During a visit to Columbia University’s Film Division in 1987, Gus Van Sant, an unknown aspiring director with just one entirely self financed feature, Mala Noche, under his belt, made a big impression on me by describing himself as so frustrated by his actors that at one point he started throwing rocks at them.
Van Sant is an Oregon filmmaker many times over. His track record includes making films in Oregon, adapting Oregon authors, and working with Oregon cinematographers He graduated from a Portland high school, and he lives here. After traveling East to get his education and then going to Los Angeles to cut his filmmaking teeth, he returned home to make his first four films: Mala Noche, Drugstore Cowboy, My Own Private Idaho, and Even Cowgirls Get The Blues.
At which point Hollywood was ready to do business with him.
Van Sant continues to make Portland based films when the mood hits him. Elephant (2003), which was shot in my high school, won the Palme d’Or at Cannes.

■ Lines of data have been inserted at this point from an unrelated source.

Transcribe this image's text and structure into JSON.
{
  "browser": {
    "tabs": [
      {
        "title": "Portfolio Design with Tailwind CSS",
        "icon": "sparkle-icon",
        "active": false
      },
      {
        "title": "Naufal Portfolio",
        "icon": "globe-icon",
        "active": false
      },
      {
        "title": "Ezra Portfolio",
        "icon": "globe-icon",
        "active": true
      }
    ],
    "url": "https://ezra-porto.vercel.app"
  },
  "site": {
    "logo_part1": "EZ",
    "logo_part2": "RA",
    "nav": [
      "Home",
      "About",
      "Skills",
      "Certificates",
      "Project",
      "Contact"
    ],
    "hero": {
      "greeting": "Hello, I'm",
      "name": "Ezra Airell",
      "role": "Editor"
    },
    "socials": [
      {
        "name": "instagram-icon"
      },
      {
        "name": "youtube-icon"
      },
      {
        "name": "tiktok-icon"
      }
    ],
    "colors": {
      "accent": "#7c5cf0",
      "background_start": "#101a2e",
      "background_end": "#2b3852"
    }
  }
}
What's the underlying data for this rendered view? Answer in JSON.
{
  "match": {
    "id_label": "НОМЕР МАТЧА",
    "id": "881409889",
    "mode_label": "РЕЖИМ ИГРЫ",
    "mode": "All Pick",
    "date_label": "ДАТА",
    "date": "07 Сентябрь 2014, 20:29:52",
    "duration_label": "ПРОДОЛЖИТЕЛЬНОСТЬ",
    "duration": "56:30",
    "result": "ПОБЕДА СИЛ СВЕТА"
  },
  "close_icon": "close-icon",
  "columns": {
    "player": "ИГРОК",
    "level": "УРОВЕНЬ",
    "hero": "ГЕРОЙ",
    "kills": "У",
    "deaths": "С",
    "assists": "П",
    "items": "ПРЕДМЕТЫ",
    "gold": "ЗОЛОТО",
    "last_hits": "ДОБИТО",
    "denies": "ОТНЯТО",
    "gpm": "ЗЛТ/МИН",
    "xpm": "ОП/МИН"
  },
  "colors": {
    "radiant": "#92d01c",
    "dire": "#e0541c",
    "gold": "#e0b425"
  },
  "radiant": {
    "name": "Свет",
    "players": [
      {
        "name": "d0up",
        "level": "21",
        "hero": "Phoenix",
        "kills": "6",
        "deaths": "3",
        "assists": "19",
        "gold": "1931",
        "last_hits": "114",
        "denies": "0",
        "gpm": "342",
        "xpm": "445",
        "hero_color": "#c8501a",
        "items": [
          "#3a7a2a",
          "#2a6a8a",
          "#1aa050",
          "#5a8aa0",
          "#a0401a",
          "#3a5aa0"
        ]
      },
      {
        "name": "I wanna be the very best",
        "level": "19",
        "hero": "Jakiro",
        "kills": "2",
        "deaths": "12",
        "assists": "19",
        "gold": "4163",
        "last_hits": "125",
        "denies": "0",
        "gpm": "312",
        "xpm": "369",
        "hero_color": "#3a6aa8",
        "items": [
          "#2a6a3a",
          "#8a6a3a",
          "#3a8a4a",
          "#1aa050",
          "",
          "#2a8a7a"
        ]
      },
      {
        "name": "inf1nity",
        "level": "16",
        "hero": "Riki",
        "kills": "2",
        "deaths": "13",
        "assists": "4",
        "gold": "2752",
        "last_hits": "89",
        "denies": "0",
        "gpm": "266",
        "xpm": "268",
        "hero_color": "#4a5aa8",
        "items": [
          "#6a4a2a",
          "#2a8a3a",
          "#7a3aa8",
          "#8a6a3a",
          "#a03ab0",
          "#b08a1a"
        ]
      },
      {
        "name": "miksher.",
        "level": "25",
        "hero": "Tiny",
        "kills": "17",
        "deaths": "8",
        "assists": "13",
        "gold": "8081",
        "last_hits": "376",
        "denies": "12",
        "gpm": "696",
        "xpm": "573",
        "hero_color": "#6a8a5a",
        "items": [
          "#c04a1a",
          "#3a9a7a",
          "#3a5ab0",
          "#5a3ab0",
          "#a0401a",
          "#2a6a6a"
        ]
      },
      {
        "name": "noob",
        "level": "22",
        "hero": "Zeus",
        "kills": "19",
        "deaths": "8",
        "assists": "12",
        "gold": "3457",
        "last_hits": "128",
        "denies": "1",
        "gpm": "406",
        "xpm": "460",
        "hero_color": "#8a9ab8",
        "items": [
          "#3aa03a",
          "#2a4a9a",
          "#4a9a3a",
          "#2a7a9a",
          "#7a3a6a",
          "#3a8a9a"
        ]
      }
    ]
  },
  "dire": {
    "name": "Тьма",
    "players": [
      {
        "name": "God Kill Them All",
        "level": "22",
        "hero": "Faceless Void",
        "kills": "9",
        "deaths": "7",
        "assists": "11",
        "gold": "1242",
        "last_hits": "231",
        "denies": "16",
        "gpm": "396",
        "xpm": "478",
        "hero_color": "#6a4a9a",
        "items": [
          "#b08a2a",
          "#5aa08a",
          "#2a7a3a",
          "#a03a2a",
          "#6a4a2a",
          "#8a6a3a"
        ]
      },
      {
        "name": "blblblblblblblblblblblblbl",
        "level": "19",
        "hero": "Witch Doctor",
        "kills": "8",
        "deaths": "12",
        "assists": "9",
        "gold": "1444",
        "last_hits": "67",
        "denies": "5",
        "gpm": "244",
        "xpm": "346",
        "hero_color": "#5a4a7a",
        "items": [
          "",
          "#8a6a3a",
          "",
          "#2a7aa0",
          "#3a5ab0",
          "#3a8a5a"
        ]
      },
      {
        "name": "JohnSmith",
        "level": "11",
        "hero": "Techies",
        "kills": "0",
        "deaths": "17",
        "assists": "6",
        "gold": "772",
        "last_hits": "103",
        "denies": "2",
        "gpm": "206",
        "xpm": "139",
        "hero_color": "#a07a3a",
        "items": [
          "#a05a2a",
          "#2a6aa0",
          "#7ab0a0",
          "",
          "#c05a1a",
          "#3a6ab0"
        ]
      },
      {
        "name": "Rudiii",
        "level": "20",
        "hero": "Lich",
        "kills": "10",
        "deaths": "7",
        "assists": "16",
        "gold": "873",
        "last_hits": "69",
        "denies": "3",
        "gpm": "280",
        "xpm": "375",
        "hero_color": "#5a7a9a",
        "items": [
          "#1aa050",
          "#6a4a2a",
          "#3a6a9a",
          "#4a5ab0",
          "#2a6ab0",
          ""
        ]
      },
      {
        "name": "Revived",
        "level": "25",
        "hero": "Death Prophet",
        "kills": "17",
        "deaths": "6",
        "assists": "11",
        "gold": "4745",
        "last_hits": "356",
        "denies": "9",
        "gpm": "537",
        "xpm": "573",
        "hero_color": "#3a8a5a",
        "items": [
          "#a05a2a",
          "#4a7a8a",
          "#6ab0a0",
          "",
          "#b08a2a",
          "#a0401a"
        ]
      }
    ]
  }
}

Paranoid Park (2007), with a Portland cast of unknowns, won Cannes’ 60th Anniversary Prize.
Stubbornly independent in his vision, and obdurate in his resistance to being pigeonholed, Van Sant has spent his career erasing the line between art cinema and mainstream filmmaking.
Best Picture, New York Film Critics Circle Award: Milk
Best Actor, New York Film Critics Circle Award: Sean Penn in Milk
Best Supporting Actor, New York Film Critics Circle Award: Josh Brolin in Milk
Best Actor, Los Angeles Film Critics Association Award: Sean Penn in Milk